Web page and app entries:

====

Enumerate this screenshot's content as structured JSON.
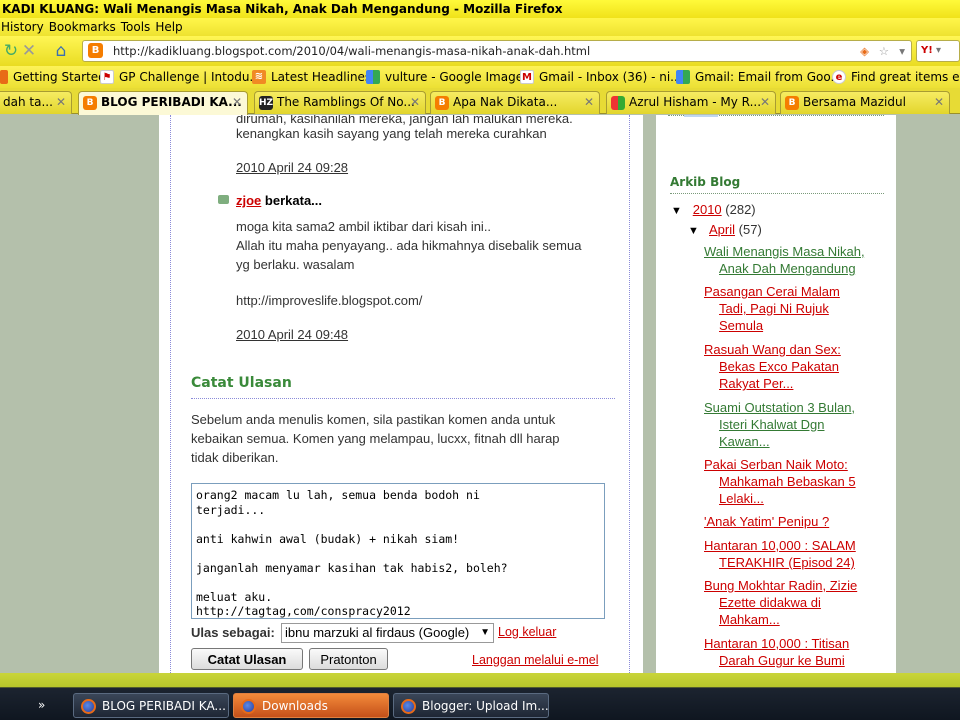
{
  "window": {
    "title": "KADI KLUANG: Wali Menangis Masa Nikah, Anak Dah Mengandung - Mozilla Firefox"
  },
  "menu": {
    "items": [
      "History",
      "Bookmarks",
      "Tools",
      "Help"
    ]
  },
  "address": {
    "url": "http://kadikluang.blogspot.com/2010/04/wali-menangis-masa-nikah-anak-dah.html",
    "search_engine_label": "Y!"
  },
  "bookmarks": [
    "Getting Started",
    "GP Challenge | Intodu...",
    "Latest Headlines",
    "vulture - Google Images",
    "Gmail - Inbox (36) - ni...",
    "Gmail: Email from Goo...",
    "Find great items en"
  ],
  "tabs": [
    {
      "label": "dah ta..."
    },
    {
      "label": "BLOG PERIBADI KA..."
    },
    {
      "label": "The Ramblings Of No..."
    },
    {
      "label": "Apa Nak Dikata..."
    },
    {
      "label": "Azrul Hisham - My R..."
    },
    {
      "label": "Bersama Mazidul"
    }
  ],
  "comments": {
    "partial_line1": "dirumah, kasihanilah mereka, jangan lah malukan mereka.",
    "partial_line2": "kenangkan kasih sayang yang telah mereka curahkan",
    "timestamp1": "2010 April 24 09:28",
    "author2": "zjoe",
    "berkata": "berkata...",
    "body2_line1": "moga kita sama2 ambil iktibar dari kisah ini..",
    "body2_line2": "Allah itu maha penyayang.. ada hikmahnya disebalik semua",
    "body2_line3": "yg berlaku. wasalam",
    "body2_link": "http://improveslife.blogspot.com/",
    "timestamp2": "2010 April 24 09:48"
  },
  "comment_form": {
    "heading": "Catat Ulasan",
    "notice_line1": "Sebelum anda menulis komen, sila pastikan komen anda untuk",
    "notice_line2": "kebaikan semua. Komen yang melampau, lucxx, fitnah dll harap",
    "notice_line3": "tidak diberikan.",
    "textarea_value": "orang2 macam lu lah, semua benda bodoh ni\nterjadi...\n\nanti kahwin awal (budak) + nikah siam!\n\njanganlah menyamar kasihan tak habis2, boleh?\n\nmeluat aku.\nhttp://tagtag,com/conspracy2012",
    "ulas_label": "Ulas sebagai:",
    "identity_selected": "ibnu marzuki al firdaus (Google)",
    "logout": "Log keluar",
    "submit": "Catat Ulasan",
    "preview": "Pratonton",
    "subscribe": "Langgan melalui e-mel"
  },
  "sidebar": {
    "title": "Arkib Blog",
    "year": "2010",
    "year_count": "(282)",
    "month": "April",
    "month_count": "(57)",
    "posts": [
      {
        "line1": "Wali Menangis Masa Nikah,",
        "line2": "Anak Dah Mengandung"
      },
      {
        "line1": "Pasangan Cerai Malam",
        "line2": "Tadi, Pagi Ni Rujuk",
        "line3": "Semula"
      },
      {
        "line1": "Rasuah Wang dan Sex:",
        "line2": "Bekas Exco Pakatan",
        "line3": "Rakyat Per..."
      },
      {
        "line1": "Suami Outstation 3 Bulan,",
        "line2": "Isteri Khalwat Dgn",
        "line3": "Kawan..."
      },
      {
        "line1": "Pakai Serban Naik Moto:",
        "line2": "Mahkamah Bebaskan 5",
        "line3": "Lelaki..."
      },
      {
        "line1": "'Anak Yatim' Penipu ?"
      },
      {
        "line1": "Hantaran 10,000 : SALAM",
        "line2": "TERAKHIR (Episod 24)"
      },
      {
        "line1": "Bung Mokhtar Radin, Zizie",
        "line2": "Ezette didakwa di",
        "line3": "Mahkam..."
      },
      {
        "line1": "Hantaran 10,000 : Titisan",
        "line2": "Darah Gugur ke Bumi"
      }
    ]
  },
  "taskbar": {
    "items": [
      "BLOG PERIBADI KA...",
      "Downloads",
      "Blogger: Upload Im..."
    ]
  },
  "colors": {
    "title_yellow": "#fff53a",
    "link_red": "#cc0000",
    "link_green": "#347a34",
    "heading_green": "#3a8a3a"
  }
}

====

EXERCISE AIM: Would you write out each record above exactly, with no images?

EXERCISE OUTPUT:
Enumerate this screenshot's content as structured JSON.
{
  "window": {
    "title": "KADI KLUANG: Wali Menangis Masa Nikah, Anak Dah Mengandung - Mozilla Firefox"
  },
  "menu": {
    "items": [
      "History",
      "Bookmarks",
      "Tools",
      "Help"
    ]
  },
  "address": {
    "url": "http://kadikluang.blogspot.com/2010/04/wali-menangis-masa-nikah-anak-dah.html",
    "search_engine_label": "Y!"
  },
  "bookmarks": [
    "Getting Started",
    "GP Challenge | Intodu...",
    "Latest Headlines",
    "vulture - Google Images",
    "Gmail - Inbox (36) - ni...",
    "Gmail: Email from Goo...",
    "Find great items en"
  ],
  "tabs": [
    {
      "label": "dah ta..."
    },
    {
      "label": "BLOG PERIBADI KA..."
    },
    {
      "label": "The Ramblings Of No..."
    },
    {
      "label": "Apa Nak Dikata..."
    },
    {
      "label": "Azrul Hisham - My R..."
    },
    {
      "label": "Bersama Mazidul"
    }
  ],
  "comments": {
    "partial_line1": "dirumah, kasihanilah mereka, jangan lah malukan mereka.",
    "partial_line2": "kenangkan kasih sayang yang telah mereka curahkan",
    "timestamp1": "2010 April 24 09:28",
    "author2": "zjoe",
    "berkata": "berkata...",
    "body2_line1": "moga kita sama2 ambil iktibar dari kisah ini..",
    "body2_line2": "Allah itu maha penyayang.. ada hikmahnya disebalik semua",
    "body2_line3": "yg berlaku. wasalam",
    "body2_link": "http://improveslife.blogspot.com/",
    "timestamp2": "2010 April 24 09:48"
  },
  "comment_form": {
    "heading": "Catat Ulasan",
    "notice_line1": "Sebelum anda menulis komen, sila pastikan komen anda untuk",
    "notice_line2": "kebaikan semua. Komen yang melampau, lucxx, fitnah dll harap",
    "notice_line3": "tidak diberikan.",
    "textarea_value": "orang2 macam lu lah, semua benda bodoh ni\nterjadi...\n\nanti kahwin awal (budak) + nikah siam!\n\njanganlah menyamar kasihan tak habis2, boleh?\n\nmeluat aku.\nhttp://tagtag,com/conspracy2012",
    "ulas_label": "Ulas sebagai:",
    "identity_selected": "ibnu marzuki al firdaus (Google)",
    "logout": "Log keluar",
    "submit": "Catat Ulasan",
    "preview": "Pratonton",
    "subscribe": "Langgan melalui e-mel"
  },
  "sidebar": {
    "title": "Arkib Blog",
    "year": "2010",
    "year_count": "(282)",
    "month": "April",
    "month_count": "(57)",
    "posts": [
      {
        "line1": "Wali Menangis Masa Nikah,",
        "line2": "Anak Dah Mengandung"
      },
      {
        "line1": "Pasangan Cerai Malam",
        "line2": "Tadi, Pagi Ni Rujuk",
        "line3": "Semula"
      },
      {
        "line1": "Rasuah Wang dan Sex:",
        "line2": "Bekas Exco Pakatan",
        "line3": "Rakyat Per..."
      },
      {
        "line1": "Suami Outstation 3 Bulan,",
        "line2": "Isteri Khalwat Dgn",
        "line3": "Kawan..."
      },
      {
        "line1": "Pakai Serban Naik Moto:",
        "line2": "Mahkamah Bebaskan 5",
        "line3": "Lelaki..."
      },
      {
        "line1": "'Anak Yatim' Penipu ?"
      },
      {
        "line1": "Hantaran 10,000 : SALAM",
        "line2": "TERAKHIR (Episod 24)"
      },
      {
        "line1": "Bung Mokhtar Radin, Zizie",
        "line2": "Ezette didakwa di",
        "line3": "Mahkam..."
      },
      {
        "line1": "Hantaran 10,000 : Titisan",
        "line2": "Darah Gugur ke Bumi"
      }
    ]
  },
  "taskbar": {
    "items": [
      "BLOG PERIBADI KA...",
      "Downloads",
      "Blogger: Upload Im..."
    ]
  },
  "colors": {
    "title_yellow": "#fff53a",
    "link_red": "#cc0000",
    "link_green": "#347a34",
    "heading_green": "#3a8a3a"
  }
}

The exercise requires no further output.